The regulations in place for catering businesses are formulated to protect the employer, the business and the employees, as well as the customers. The following guidelines are worth your attention!
1. Register with the local authority
Wherever your business is going to be based, it is absolutely essential to register your catering premises with the environmental health service department at your local authority 28 days before you open for business.
2. Get a licence!
If you intend to sell or supply alcohol, sell hot food and drinks between 11pm and 5am, or provide some form of entertainment you will need to obtain a specific licence from the relevant authorities.
3. Comply with local regulations
Your self-catering business premises must be suitable for your business, and allow you to prepare food safely.
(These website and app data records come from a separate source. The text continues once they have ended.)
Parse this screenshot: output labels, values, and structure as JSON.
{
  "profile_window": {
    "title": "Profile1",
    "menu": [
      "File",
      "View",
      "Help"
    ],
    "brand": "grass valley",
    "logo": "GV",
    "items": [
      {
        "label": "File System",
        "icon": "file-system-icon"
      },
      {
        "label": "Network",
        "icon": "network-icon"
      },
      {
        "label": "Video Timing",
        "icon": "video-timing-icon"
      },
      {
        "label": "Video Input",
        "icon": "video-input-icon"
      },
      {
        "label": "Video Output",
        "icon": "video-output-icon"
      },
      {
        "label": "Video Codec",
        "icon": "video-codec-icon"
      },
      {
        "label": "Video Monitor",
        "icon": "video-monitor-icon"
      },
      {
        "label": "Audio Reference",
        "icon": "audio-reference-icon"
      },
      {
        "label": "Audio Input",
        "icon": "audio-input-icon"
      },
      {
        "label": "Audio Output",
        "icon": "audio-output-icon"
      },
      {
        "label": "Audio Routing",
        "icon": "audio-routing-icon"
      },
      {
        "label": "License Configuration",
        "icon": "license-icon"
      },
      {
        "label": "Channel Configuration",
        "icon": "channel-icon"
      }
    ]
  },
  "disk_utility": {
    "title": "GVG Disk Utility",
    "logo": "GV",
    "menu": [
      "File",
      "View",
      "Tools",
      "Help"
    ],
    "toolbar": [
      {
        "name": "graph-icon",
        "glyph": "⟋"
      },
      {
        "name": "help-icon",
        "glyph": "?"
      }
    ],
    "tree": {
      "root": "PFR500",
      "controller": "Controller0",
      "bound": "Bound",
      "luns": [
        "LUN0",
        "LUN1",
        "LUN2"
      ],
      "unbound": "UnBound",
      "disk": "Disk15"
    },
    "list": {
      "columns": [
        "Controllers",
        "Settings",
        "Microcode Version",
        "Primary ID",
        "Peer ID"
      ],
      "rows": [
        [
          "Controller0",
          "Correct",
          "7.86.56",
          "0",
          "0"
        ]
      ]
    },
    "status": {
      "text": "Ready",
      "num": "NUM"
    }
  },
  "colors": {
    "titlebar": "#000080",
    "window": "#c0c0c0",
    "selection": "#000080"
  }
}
Catering equipment suppliers such as https://www.247cateringsupplies.co.uk/ provide products that are easily kept clean and in good condition.
4. Fire risk assessment
You must carry out a fire risk assessment and carry out recommended precautions that vary dependent upon the size of your premises and the catering equipment that you use.
5. Health and Safety policy
If you employ five of more people you must ensure that you have a written health and safety policy.
6. Food safety management procedures
Food safety management procedures will ensure that up to date procedures are in place with regard to the production of food in your work place.
7. Contact HMRC
Whether you are going to become self-employed or wish to take on staff, it would be prudent to contact HMRC for advice regarding tax and payroll issues.
8. Label food allergens
Since December 2014 it has been a requirement for caterers to label pre-packaged food and supply information regarding potential allergens in a legible format and obvious place.
9. Make a VAT decision
If you have a turnover above a certain threshold you will need to be registered for VAT, which means that on certain items you must add VAT to your prices.
10. Comply with employment laws
If you hire employees you must ensure that any relevant employment laws are complied with. Such requirements range from ensuring that your wages comply with the national minimum wage to demonstrating that you are aware of equality laws.